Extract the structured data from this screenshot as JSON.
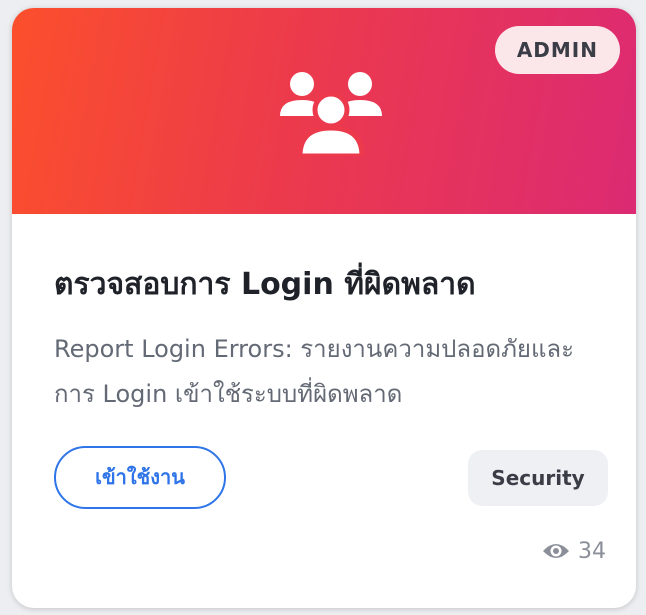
{
  "card": {
    "badge": "ADMIN",
    "banner_icon": "users-icon",
    "title": "ตรวจสอบการ Login ที่ผิดพลาด",
    "description": "Report Login Errors: รายงานความปลอดภัยและการ Login เข้าใช้ระบบที่ผิดพลาด",
    "action_label": "เข้าใช้งาน",
    "category_tag": "Security",
    "views_icon": "eye-icon",
    "view_count": "34"
  },
  "colors": {
    "banner_start": "#fb4f2c",
    "banner_end": "#dc2a73",
    "accent_blue": "#2f74e8"
  }
}
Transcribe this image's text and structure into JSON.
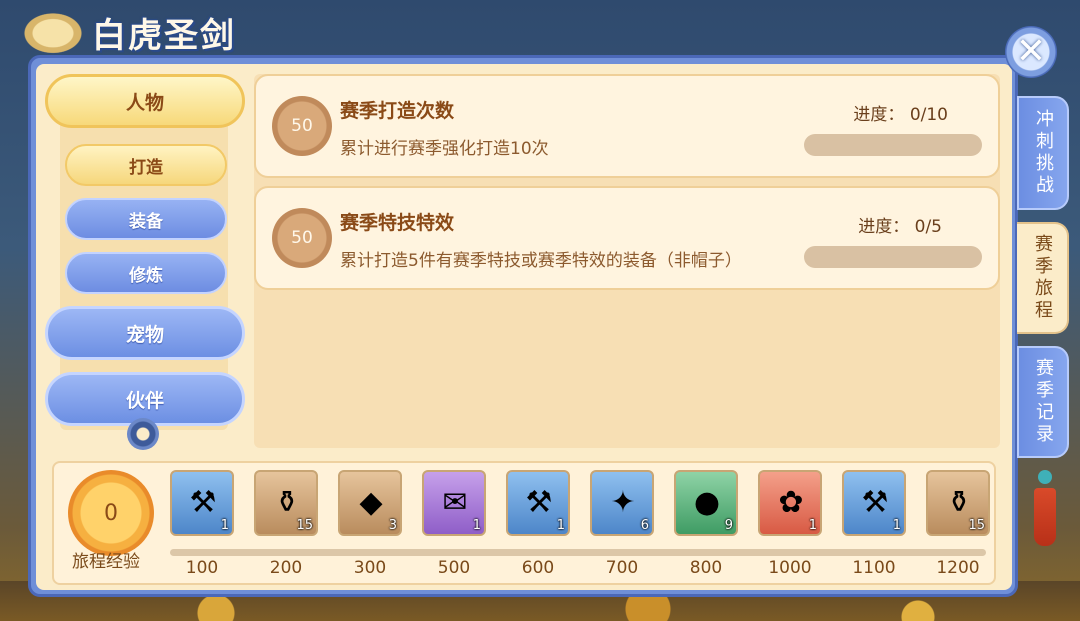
{
  "header": {
    "title": "白虎圣剑"
  },
  "close": {
    "label": "✕"
  },
  "nav": {
    "categories": [
      {
        "label": "人物"
      },
      {
        "label": "宠物"
      },
      {
        "label": "伙伴"
      }
    ],
    "subitems": [
      {
        "label": "打造"
      },
      {
        "label": "装备"
      },
      {
        "label": "修炼"
      }
    ]
  },
  "tasks": [
    {
      "points": "50",
      "title": "赛季打造次数",
      "description": "累计进行赛季强化打造10次",
      "progress_label": "进度：",
      "progress_text": "0/10",
      "progress_fraction": 0
    },
    {
      "points": "50",
      "title": "赛季特技特效",
      "description": "累计打造5件有赛季特技或赛季特效的装备（非帽子）",
      "progress_label": "进度：",
      "progress_text": "0/5",
      "progress_fraction": 0
    }
  ],
  "side_tabs": [
    {
      "label": "冲刺挑战"
    },
    {
      "label": "赛季旅程"
    },
    {
      "label": "赛季记录"
    }
  ],
  "journey": {
    "exp_value": "0",
    "exp_label": "旅程经验",
    "rewards": [
      {
        "icon": "hammer-icon",
        "glyph": "⚒",
        "qty": "1",
        "milestone": "100"
      },
      {
        "icon": "vase-icon",
        "glyph": "⚱",
        "qty": "15",
        "milestone": "200"
      },
      {
        "icon": "crystal-icon",
        "glyph": "◆",
        "qty": "3",
        "milestone": "300"
      },
      {
        "icon": "scroll-icon",
        "glyph": "✉",
        "qty": "1",
        "milestone": "500"
      },
      {
        "icon": "hammer-icon",
        "glyph": "⚒",
        "qty": "1",
        "milestone": "600"
      },
      {
        "icon": "green-gem-icon",
        "glyph": "✦",
        "qty": "6",
        "milestone": "700"
      },
      {
        "icon": "orb-icon",
        "glyph": "●",
        "qty": "9",
        "milestone": "800"
      },
      {
        "icon": "talisman-icon",
        "glyph": "✿",
        "qty": "1",
        "milestone": "1000"
      },
      {
        "icon": "hammer-icon",
        "glyph": "⚒",
        "qty": "1",
        "milestone": "1100"
      },
      {
        "icon": "vase-icon",
        "glyph": "⚱",
        "qty": "15",
        "milestone": "1200"
      }
    ]
  }
}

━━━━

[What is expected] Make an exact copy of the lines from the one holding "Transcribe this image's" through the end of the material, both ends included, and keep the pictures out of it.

[Final answer]
Transcribe this image's text and structure into JSON.
{
  "header": {
    "title": "白虎圣剑"
  },
  "close": {
    "label": "✕"
  },
  "nav": {
    "categories": [
      {
        "label": "人物"
      },
      {
        "label": "宠物"
      },
      {
        "label": "伙伴"
      }
    ],
    "subitems": [
      {
        "label": "打造"
      },
      {
        "label": "装备"
      },
      {
        "label": "修炼"
      }
    ]
  },
  "tasks": [
    {
      "points": "50",
      "title": "赛季打造次数",
      "description": "累计进行赛季强化打造10次",
      "progress_label": "进度：",
      "progress_text": "0/10",
      "progress_fraction": 0
    },
    {
      "points": "50",
      "title": "赛季特技特效",
      "description": "累计打造5件有赛季特技或赛季特效的装备（非帽子）",
      "progress_label": "进度：",
      "progress_text": "0/5",
      "progress_fraction": 0
    }
  ],
  "side_tabs": [
    {
      "label": "冲刺挑战"
    },
    {
      "label": "赛季旅程"
    },
    {
      "label": "赛季记录"
    }
  ],
  "journey": {
    "exp_value": "0",
    "exp_label": "旅程经验",
    "rewards": [
      {
        "icon": "hammer-icon",
        "glyph": "⚒",
        "qty": "1",
        "milestone": "100"
      },
      {
        "icon": "vase-icon",
        "glyph": "⚱",
        "qty": "15",
        "milestone": "200"
      },
      {
        "icon": "crystal-icon",
        "glyph": "◆",
        "qty": "3",
        "milestone": "300"
      },
      {
        "icon": "scroll-icon",
        "glyph": "✉",
        "qty": "1",
        "milestone": "500"
      },
      {
        "icon": "hammer-icon",
        "glyph": "⚒",
        "qty": "1",
        "milestone": "600"
      },
      {
        "icon": "green-gem-icon",
        "glyph": "✦",
        "qty": "6",
        "milestone": "700"
      },
      {
        "icon": "orb-icon",
        "glyph": "●",
        "qty": "9",
        "milestone": "800"
      },
      {
        "icon": "talisman-icon",
        "glyph": "✿",
        "qty": "1",
        "milestone": "1000"
      },
      {
        "icon": "hammer-icon",
        "glyph": "⚒",
        "qty": "1",
        "milestone": "1100"
      },
      {
        "icon": "vase-icon",
        "glyph": "⚱",
        "qty": "15",
        "milestone": "1200"
      }
    ]
  }
}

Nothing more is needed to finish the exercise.